#### Input material

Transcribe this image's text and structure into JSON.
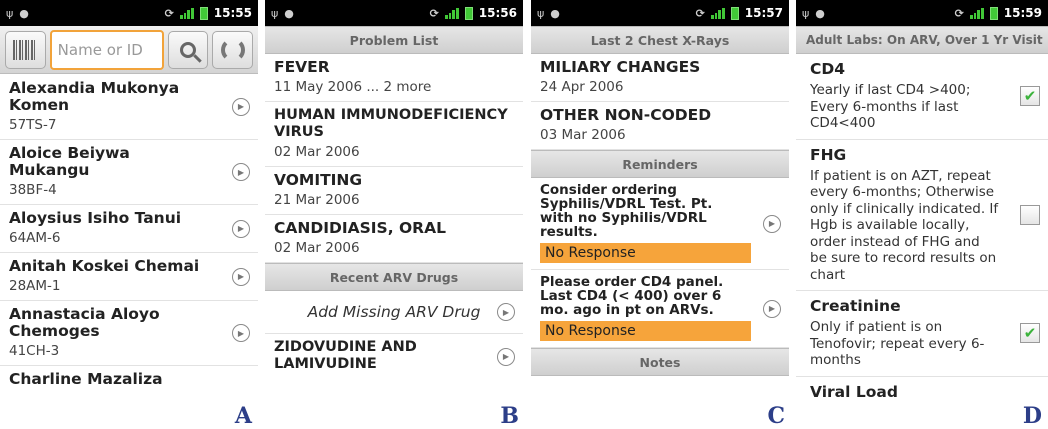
{
  "status": {
    "a_time": "15:55",
    "b_time": "15:56",
    "c_time": "15:57",
    "d_time": "15:59"
  },
  "panel_a": {
    "search_placeholder": "Name or ID",
    "patients": [
      {
        "name": "Alexandia Mukonya Komen",
        "id": "57TS-7"
      },
      {
        "name": "Aloice Beiywa Mukangu",
        "id": "38BF-4"
      },
      {
        "name": "Aloysius Isiho Tanui",
        "id": "64AM-6"
      },
      {
        "name": "Anitah Koskei Chemai",
        "id": "28AM-1"
      },
      {
        "name": "Annastacia Aloyo Chemoges",
        "id": "41CH-3"
      },
      {
        "name": "Charline Mazaliza",
        "id": ""
      }
    ],
    "letter": "A"
  },
  "panel_b": {
    "header_problems": "Problem List",
    "problems": [
      {
        "title": "FEVER",
        "date": "11 May 2006 ... 2 more"
      },
      {
        "title": "HUMAN IMMUNODEFICIENCY VIRUS",
        "date": "02 Mar 2006"
      },
      {
        "title": "VOMITING",
        "date": "21 Mar 2006"
      },
      {
        "title": "CANDIDIASIS, ORAL",
        "date": "02 Mar 2006"
      }
    ],
    "header_drugs": "Recent ARV Drugs",
    "add_drug": "Add Missing ARV Drug",
    "drug": "ZIDOVUDINE AND LAMIVUDINE",
    "letter": "B"
  },
  "panel_c": {
    "header_xray": "Last 2 Chest X-Rays",
    "xrays": [
      {
        "title": "MILIARY CHANGES",
        "date": "24 Apr 2006"
      },
      {
        "title": "OTHER NON-CODED",
        "date": "03 Mar 2006"
      }
    ],
    "header_reminders": "Reminders",
    "reminders": [
      {
        "text": "Consider ordering Syphilis/VDRL Test. Pt. with no Syphilis/VDRL results.",
        "status": "No Response"
      },
      {
        "text": "Please order CD4 panel. Last CD4 (< 400) over 6 mo. ago in pt on ARVs.",
        "status": "No Response"
      }
    ],
    "header_notes": "Notes",
    "letter": "C"
  },
  "panel_d": {
    "header": "Adult Labs: On ARV, Over 1 Yr Visit",
    "labs": [
      {
        "title": "CD4",
        "desc": "Yearly if last CD4 >400; Every 6-months if last CD4<400",
        "checked": true
      },
      {
        "title": "FHG",
        "desc": "If patient is on AZT, repeat every 6-months; Otherwise only if clinically indicated. If Hgb is available locally, order instead of FHG and be sure to record results on chart",
        "checked": false
      },
      {
        "title": "Creatinine",
        "desc": "Only if patient is on Tenofovir; repeat every 6-months",
        "checked": true
      },
      {
        "title": "Viral Load",
        "desc": "",
        "checked": false
      }
    ],
    "letter": "D"
  },
  "icons": {
    "check": "✔",
    "arrow": "▶"
  }
}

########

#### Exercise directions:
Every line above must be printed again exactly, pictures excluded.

#### Result below:
Transcribe this image's text and structure into JSON.
{
  "status": {
    "a_time": "15:55",
    "b_time": "15:56",
    "c_time": "15:57",
    "d_time": "15:59"
  },
  "panel_a": {
    "search_placeholder": "Name or ID",
    "patients": [
      {
        "name": "Alexandia Mukonya Komen",
        "id": "57TS-7"
      },
      {
        "name": "Aloice Beiywa Mukangu",
        "id": "38BF-4"
      },
      {
        "name": "Aloysius Isiho Tanui",
        "id": "64AM-6"
      },
      {
        "name": "Anitah Koskei Chemai",
        "id": "28AM-1"
      },
      {
        "name": "Annastacia Aloyo Chemoges",
        "id": "41CH-3"
      },
      {
        "name": "Charline Mazaliza",
        "id": ""
      }
    ],
    "letter": "A"
  },
  "panel_b": {
    "header_problems": "Problem List",
    "problems": [
      {
        "title": "FEVER",
        "date": "11 May 2006 ... 2 more"
      },
      {
        "title": "HUMAN IMMUNODEFICIENCY VIRUS",
        "date": "02 Mar 2006"
      },
      {
        "title": "VOMITING",
        "date": "21 Mar 2006"
      },
      {
        "title": "CANDIDIASIS, ORAL",
        "date": "02 Mar 2006"
      }
    ],
    "header_drugs": "Recent ARV Drugs",
    "add_drug": "Add Missing ARV Drug",
    "drug": "ZIDOVUDINE AND LAMIVUDINE",
    "letter": "B"
  },
  "panel_c": {
    "header_xray": "Last 2 Chest X-Rays",
    "xrays": [
      {
        "title": "MILIARY CHANGES",
        "date": "24 Apr 2006"
      },
      {
        "title": "OTHER NON-CODED",
        "date": "03 Mar 2006"
      }
    ],
    "header_reminders": "Reminders",
    "reminders": [
      {
        "text": "Consider ordering Syphilis/VDRL Test. Pt. with no Syphilis/VDRL results.",
        "status": "No Response"
      },
      {
        "text": "Please order CD4 panel. Last CD4 (< 400) over 6 mo. ago in pt on ARVs.",
        "status": "No Response"
      }
    ],
    "header_notes": "Notes",
    "letter": "C"
  },
  "panel_d": {
    "header": "Adult Labs: On ARV, Over 1 Yr Visit",
    "labs": [
      {
        "title": "CD4",
        "desc": "Yearly if last CD4 >400; Every 6-months if last CD4<400",
        "checked": true
      },
      {
        "title": "FHG",
        "desc": "If patient is on AZT, repeat every 6-months; Otherwise only if clinically indicated. If Hgb is available locally, order instead of FHG and be sure to record results on chart",
        "checked": false
      },
      {
        "title": "Creatinine",
        "desc": "Only if patient is on Tenofovir; repeat every 6-months",
        "checked": true
      },
      {
        "title": "Viral Load",
        "desc": "",
        "checked": false
      }
    ],
    "letter": "D"
  },
  "icons": {
    "check": "✔",
    "arrow": "▶"
  }
}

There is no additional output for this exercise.